1998 El Niño in Peru - had heavy rainfall in desert areas to the north, where you got formation of very large lakes out in the sand dunes, and we have drought in the southern parts, resulting in a drop in water levels in Lake Titicaca. So, we see high-frequency oscillations in precipitation today, associated with El Niño, but on the longer term, we see lower frequency oscillations due to El Niño.
Compared precipitation records from Peru and the Guliya Ice Cap in Tibet - see long periods of drought and wet periods throughout the last 1000 years.
The most recent site in South America - 6542 meter elevation. The Sajama site. This is a volcano with an ice cap, the last ice cap in the tropics until you get south to Chile or Argentina. Recovered 2 cores to bedrock from the summit. This is a unique core - contains insects. C-14 dates age a 100 meter-down insect specimen at 6000 years BP. A number of these organics occur in the core, allowing for a series of C-14 dates in the core - the first C-14 dates for any ice core. The 2 cores show good reproducibility in the record. Isotope depletion occurs in the lower 28 meters, accompanied by a decrease in dust. This part of the world has seen tremendous climate changes due to natural variation. We can relate the climate change record in this ice core with a time scale based on tritium (atomic bomb) horizons, ash horizons from known volcanic eruptions, C-14 dating, and layer counting. All these methods have resulted in a detailed time scale on this core. When it is colder, get an increase in accumulation in this area. When that occurs, we get an decrease in dust. This ice core will be written up in an article in Science in the very near future.
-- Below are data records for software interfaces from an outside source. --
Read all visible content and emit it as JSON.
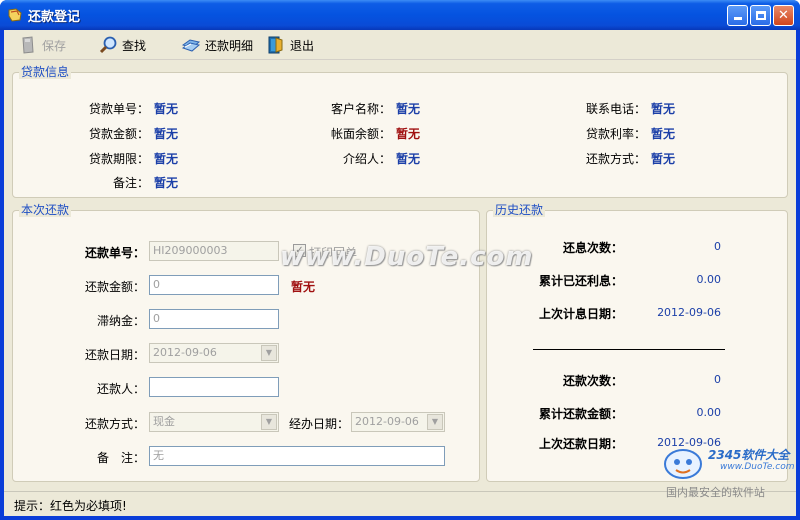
{
  "window": {
    "title": "还款登记"
  },
  "toolbar": {
    "save": "保存",
    "search": "查找",
    "detail": "还款明细",
    "exit": "退出"
  },
  "loan_info": {
    "title": "贷款信息",
    "fields": {
      "loan_no": {
        "label": "贷款单号：",
        "value": "暂无"
      },
      "customer": {
        "label": "客户名称：",
        "value": "暂无"
      },
      "phone": {
        "label": "联系电话：",
        "value": "暂无"
      },
      "amount": {
        "label": "贷款金额：",
        "value": "暂无"
      },
      "balance": {
        "label": "帐面余额：",
        "value": "暂无"
      },
      "rate": {
        "label": "贷款利率：",
        "value": "暂无"
      },
      "term": {
        "label": "贷款期限：",
        "value": "暂无"
      },
      "introducer": {
        "label": "介绍人：",
        "value": "暂无"
      },
      "repay_method": {
        "label": "还款方式：",
        "value": "暂无"
      },
      "note": {
        "label": "备注：",
        "value": "暂无"
      }
    }
  },
  "current": {
    "title": "本次还款",
    "repay_no": {
      "label": "还款单号：",
      "value": "HI209000003"
    },
    "print_receipt": "打印回单",
    "repay_amount": {
      "label": "还款金额：",
      "value": "0",
      "hint": "暂无"
    },
    "late_fee": {
      "label": "滞纳金：",
      "value": "0"
    },
    "repay_date": {
      "label": "还款日期：",
      "value": "2012-09-06"
    },
    "payer": {
      "label": "还款人：",
      "value": ""
    },
    "method": {
      "label": "还款方式：",
      "value": "现金"
    },
    "handle_date": {
      "label": "经办日期：",
      "value": "2012-09-06"
    },
    "remark": {
      "label": "备　注：",
      "value": "无"
    }
  },
  "history": {
    "title": "历史还款",
    "interest_count": {
      "label": "还息次数：",
      "value": "0"
    },
    "interest_total": {
      "label": "累计已还利息：",
      "value": "0.00"
    },
    "last_interest_date": {
      "label": "上次计息日期：",
      "value": "2012-09-06"
    },
    "repay_count": {
      "label": "还款次数：",
      "value": "0"
    },
    "repay_total": {
      "label": "累计还款金额：",
      "value": "0.00"
    },
    "last_repay_date": {
      "label": "上次还款日期：",
      "value": "2012-09-06"
    }
  },
  "status": {
    "text": "提示：红色为必填项!"
  },
  "watermark": "www.DuoTe.com",
  "logo": {
    "line1": "2345软件大全",
    "line2": "www.DuoTe.com",
    "line3": "国内最安全的软件站"
  },
  "colors": {
    "titlebar": "#0553e0",
    "value_blue": "#1b3fa8",
    "value_red": "#a01010",
    "group_title": "#1f4fc4"
  }
}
CLIMAP in the 1970s was a project that suggested that the tropics were a pretty mundane place, even during glacial maxima, and that temperatures there wouldn’t change, or would even increase in some areas. Our ice core records now show that changes in isotopic composition from the warm period we’re in now to the last glacial maximum from Greenland to the Andes to the Tibetan Plateau to Antarctica were all about the same. Those changes from the late glacial maximum to the Early Holocene shows very little difference between high latitudes and low latitudes. This suggests global cooling, including tropical areas. This cooling in the tropics is supported from evidence from corals and from noble gases in groundwater from Brazil.
The present: we’ve been struck by how rapidly things are changing in these tropical glaciers. Annual cycles now are being melted at the peripheries of these ice caps, as well as at the summits, even since the 1970s. The ice masses themselves - the rate of retreat is increasing exponentially on some monitored glaicers/ice caps. A rapid retreat of ice margins is going on in these tropical glaciers.
We are seeing a global retreat in glaciers, except some glaciers in Norway and Sweden, which are growing because the precipitation that used to feed the Alps is being deflected northward. Projections: 50% of expected sealevel rise is coming from the melting of mountain glaciers and 50% from volume expansion of warmer ocean water.